··· Records shown

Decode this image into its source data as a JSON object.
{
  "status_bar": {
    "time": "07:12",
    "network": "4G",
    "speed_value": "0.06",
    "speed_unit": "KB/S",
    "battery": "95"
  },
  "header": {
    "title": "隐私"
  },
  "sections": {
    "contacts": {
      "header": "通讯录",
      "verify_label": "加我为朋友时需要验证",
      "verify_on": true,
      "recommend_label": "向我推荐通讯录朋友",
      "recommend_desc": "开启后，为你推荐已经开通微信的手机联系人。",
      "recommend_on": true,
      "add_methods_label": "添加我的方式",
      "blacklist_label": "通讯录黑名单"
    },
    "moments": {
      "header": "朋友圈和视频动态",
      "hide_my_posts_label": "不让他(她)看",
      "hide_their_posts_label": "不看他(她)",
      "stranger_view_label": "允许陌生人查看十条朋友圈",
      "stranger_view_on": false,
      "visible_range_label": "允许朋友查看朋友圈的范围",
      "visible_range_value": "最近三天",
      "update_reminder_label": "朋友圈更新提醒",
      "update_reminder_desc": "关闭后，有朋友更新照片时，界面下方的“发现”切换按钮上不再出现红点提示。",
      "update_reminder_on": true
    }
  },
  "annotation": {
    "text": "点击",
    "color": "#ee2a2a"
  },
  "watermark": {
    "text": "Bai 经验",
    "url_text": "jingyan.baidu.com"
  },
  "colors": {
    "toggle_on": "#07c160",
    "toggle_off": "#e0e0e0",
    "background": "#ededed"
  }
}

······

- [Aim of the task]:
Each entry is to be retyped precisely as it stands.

- [Task solution]:
Decode this image into its source data as a JSON object.
{
  "status_bar": {
    "time": "07:12",
    "network": "4G",
    "speed_value": "0.06",
    "speed_unit": "KB/S",
    "battery": "95"
  },
  "header": {
    "title": "隐私"
  },
  "sections": {
    "contacts": {
      "header": "通讯录",
      "verify_label": "加我为朋友时需要验证",
      "verify_on": true,
      "recommend_label": "向我推荐通讯录朋友",
      "recommend_desc": "开启后，为你推荐已经开通微信的手机联系人。",
      "recommend_on": true,
      "add_methods_label": "添加我的方式",
      "blacklist_label": "通讯录黑名单"
    },
    "moments": {
      "header": "朋友圈和视频动态",
      "hide_my_posts_label": "不让他(她)看",
      "hide_their_posts_label": "不看他(她)",
      "stranger_view_label": "允许陌生人查看十条朋友圈",
      "stranger_view_on": false,
      "visible_range_label": "允许朋友查看朋友圈的范围",
      "visible_range_value": "最近三天",
      "update_reminder_label": "朋友圈更新提醒",
      "update_reminder_desc": "关闭后，有朋友更新照片时，界面下方的“发现”切换按钮上不再出现红点提示。",
      "update_reminder_on": true
    }
  },
  "annotation": {
    "text": "点击",
    "color": "#ee2a2a"
  },
  "watermark": {
    "text": "Bai 经验",
    "url_text": "jingyan.baidu.com"
  },
  "colors": {
    "toggle_on": "#07c160",
    "toggle_off": "#e0e0e0",
    "background": "#ededed"
  }
}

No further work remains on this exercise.